What's the best way to get stronger and develop just-in-time-for-summer ripped muscles? Hopefully, you're not thinking anabolic steroids or cosmetic surgery. Instead, try these tips on how to build muscle, with long-term safety and wellness in mind.

Any muscle-building regimen requires these three components:

  • Resistance Training
  • Nutrition
  • Rest
To build muscle, you need to stimulate and challenge your musculoskeletal system with resistance training. For some people that have been struggling for years with being overweight, resistance training conjures up an intimidating image of massive bodybuilders pumping iron at the local gym.

PushupsBut resistance training doesn't have to be a meat-headed, sweaty, earth-shattering-barbell-drop-to-the-floor affair; your own body weight is more than enough to encourage muscle growth.

Even if you don't have the strength to do a single military-style pushup, doing a modified version on your knees can greatly increase strength and encourage muscle growth.

Start with knees under hips, hands shoulder-width and elbows pointed straight back and close to the ribs. Rock your bodyweight slightly forward on the lowering phase and exhale as you push back up. Perform at least 3 sets to near failure, even if you can manage just a few repetitions.

Other bodyweight exercises like bench dips and squats can build muscle.

I'm fine with going to the gym. What should I do to build muscle?
Trainers love to debate the merits of free weights versus machines. But to build muscle, it really doesn't matter what equipment you use.

WeightsCertainly, you've heard the term "atrophy." Perhaps you've broken a bone in the past and your doctor explains how the inactive muscle around the bone will become atrophied. The opposite of atrophy is "hypertrophy" and no matter the resistance training method you choose, be it barbells, dumbbells, machines, your own bodyweight or a combination, make sure you are training for hypertrophy.

Theoretically, hypertrophy occurs at the 8-12 repetitions mark. This means that, say you’re doing some biceps curls, you would want to lift a weight that is light enough for you to be able to do at least 8 reps but heavy enough that you would reach failure at no more than 12-15 reps.

Perform three to four sets of each exercise and target large muscles like the glutes, thighs and back. You can even build muscles in your abdominals by doing weighted crunches. (This is better than wasting your time with 100 crunches.)

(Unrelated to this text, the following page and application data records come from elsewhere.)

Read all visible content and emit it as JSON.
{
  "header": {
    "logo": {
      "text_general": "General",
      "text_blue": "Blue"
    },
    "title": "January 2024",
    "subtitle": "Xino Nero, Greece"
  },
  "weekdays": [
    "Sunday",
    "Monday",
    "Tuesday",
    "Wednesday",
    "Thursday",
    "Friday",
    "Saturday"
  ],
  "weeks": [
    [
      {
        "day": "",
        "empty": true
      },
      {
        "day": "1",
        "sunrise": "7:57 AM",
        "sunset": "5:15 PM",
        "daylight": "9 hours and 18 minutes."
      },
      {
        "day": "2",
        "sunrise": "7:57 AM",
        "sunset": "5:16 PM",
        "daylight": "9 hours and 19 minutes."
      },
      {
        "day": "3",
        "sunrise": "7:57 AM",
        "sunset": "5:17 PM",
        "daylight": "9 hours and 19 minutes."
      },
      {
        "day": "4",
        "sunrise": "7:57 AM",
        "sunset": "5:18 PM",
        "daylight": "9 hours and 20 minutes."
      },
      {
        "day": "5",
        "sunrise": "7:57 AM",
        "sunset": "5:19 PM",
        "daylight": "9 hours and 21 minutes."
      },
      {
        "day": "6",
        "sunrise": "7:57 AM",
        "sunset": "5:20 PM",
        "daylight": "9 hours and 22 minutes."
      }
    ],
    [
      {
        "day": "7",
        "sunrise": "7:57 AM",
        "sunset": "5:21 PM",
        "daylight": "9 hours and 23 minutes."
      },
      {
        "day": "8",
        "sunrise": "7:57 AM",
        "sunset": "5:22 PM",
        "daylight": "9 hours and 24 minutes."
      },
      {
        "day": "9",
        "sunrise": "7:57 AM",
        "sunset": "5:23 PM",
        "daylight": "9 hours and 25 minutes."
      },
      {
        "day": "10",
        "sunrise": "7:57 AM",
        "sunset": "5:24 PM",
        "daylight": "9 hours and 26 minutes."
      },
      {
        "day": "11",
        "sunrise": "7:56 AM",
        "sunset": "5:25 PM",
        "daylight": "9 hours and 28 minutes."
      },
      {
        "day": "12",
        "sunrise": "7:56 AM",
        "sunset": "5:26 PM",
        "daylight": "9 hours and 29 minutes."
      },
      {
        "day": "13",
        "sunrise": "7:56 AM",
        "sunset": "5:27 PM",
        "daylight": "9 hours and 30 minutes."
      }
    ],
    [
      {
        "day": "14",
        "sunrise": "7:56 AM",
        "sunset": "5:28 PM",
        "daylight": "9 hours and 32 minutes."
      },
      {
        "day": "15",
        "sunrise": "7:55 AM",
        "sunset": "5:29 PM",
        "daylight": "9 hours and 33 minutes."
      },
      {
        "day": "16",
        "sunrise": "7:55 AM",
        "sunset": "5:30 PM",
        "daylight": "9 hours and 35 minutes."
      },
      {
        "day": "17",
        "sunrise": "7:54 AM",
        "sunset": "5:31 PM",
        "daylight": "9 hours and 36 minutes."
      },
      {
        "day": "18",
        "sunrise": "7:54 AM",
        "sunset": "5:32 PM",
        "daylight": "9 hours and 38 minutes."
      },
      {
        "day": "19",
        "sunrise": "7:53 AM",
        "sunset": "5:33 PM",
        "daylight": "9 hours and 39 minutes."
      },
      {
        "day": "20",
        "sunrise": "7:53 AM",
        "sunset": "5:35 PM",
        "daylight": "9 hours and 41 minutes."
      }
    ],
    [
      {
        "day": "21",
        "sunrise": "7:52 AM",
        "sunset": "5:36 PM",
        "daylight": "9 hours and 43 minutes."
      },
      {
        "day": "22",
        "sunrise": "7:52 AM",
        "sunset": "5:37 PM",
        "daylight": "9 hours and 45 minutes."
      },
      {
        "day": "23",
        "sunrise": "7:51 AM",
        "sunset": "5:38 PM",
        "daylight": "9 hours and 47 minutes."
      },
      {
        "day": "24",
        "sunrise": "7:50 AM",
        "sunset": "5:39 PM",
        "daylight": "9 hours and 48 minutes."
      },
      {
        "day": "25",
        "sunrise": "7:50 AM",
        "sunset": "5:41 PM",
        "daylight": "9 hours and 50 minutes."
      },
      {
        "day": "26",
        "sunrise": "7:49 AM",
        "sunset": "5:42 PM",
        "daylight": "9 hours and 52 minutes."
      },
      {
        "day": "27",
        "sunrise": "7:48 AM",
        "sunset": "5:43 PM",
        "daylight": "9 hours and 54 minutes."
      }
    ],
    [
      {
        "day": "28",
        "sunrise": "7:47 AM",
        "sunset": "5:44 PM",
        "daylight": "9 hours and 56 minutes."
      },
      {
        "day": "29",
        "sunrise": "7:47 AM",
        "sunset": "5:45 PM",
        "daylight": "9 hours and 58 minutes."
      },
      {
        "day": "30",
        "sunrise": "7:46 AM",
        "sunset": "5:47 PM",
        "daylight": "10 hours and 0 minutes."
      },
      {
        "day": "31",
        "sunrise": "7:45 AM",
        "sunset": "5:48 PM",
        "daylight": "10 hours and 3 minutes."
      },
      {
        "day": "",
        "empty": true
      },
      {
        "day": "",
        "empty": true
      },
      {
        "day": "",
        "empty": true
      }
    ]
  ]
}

Am I building muscle if I do more than 15 reps?
Picking a weight that allows you to do 15+ reps encourages muscular endurance, which is an important element of overall health. For resistance training beginners, it's a good idea to first concentrate on muscular endurance before training for hypertrophy. After three months or so of regular resistance training (3-6 days per week), reduce your repetitions to the 8-12 range to build muscle.

What foods should I eat to build muscle?
We know that anabolic steroids build muscle, albeit with potentially harmful consequences. But to encourage muscle growth, you need to eat anabolic foods. After food is digested, it will either have an anabolic or catabolic chemical reaction.

Catabolic foods encourage the wasting away of muscle tissue; anabolic foods encourage muscle-tissue growth.

Anabolic foods include:

  • Lean, antibiotic-free, all-natural animal protein
  • Eggs
  • Whey protein powder
  • Green leafy vegetables
  • Healthy natural fats
EggsFor most people, the majority of carbohydrates that comprise the typical Western diet are catabolic. To build muscle, the only carbs you should eat are lots of vegetables and moderate servings of fruit and whole grains.

Is it really important to eat after a workout?
The most important time to "feed your muscles" with anabolic foods is within one hour after a resistance training workout. Lifting weights causes micro tears in muscle tissue. Make sure you encourage tissue repair and growth within the hour, if possible.

What else can I do to build muscle?
Make sure you are getting enough sleep. Your muscles don't repair and grow at the gym; they do so at night, while you're sleeping. Also make sure you are drinking at least 8-10 cups of water a day to help saturate your muscle tissues and hydrate the joints around them.

Judd Handler is an Encinitas, Calif.-based fitness trainer and weight-loss coach.

Photos:  alexa627/Flickr; Håkan Dahlström/Flickr; cursedthing/Flickr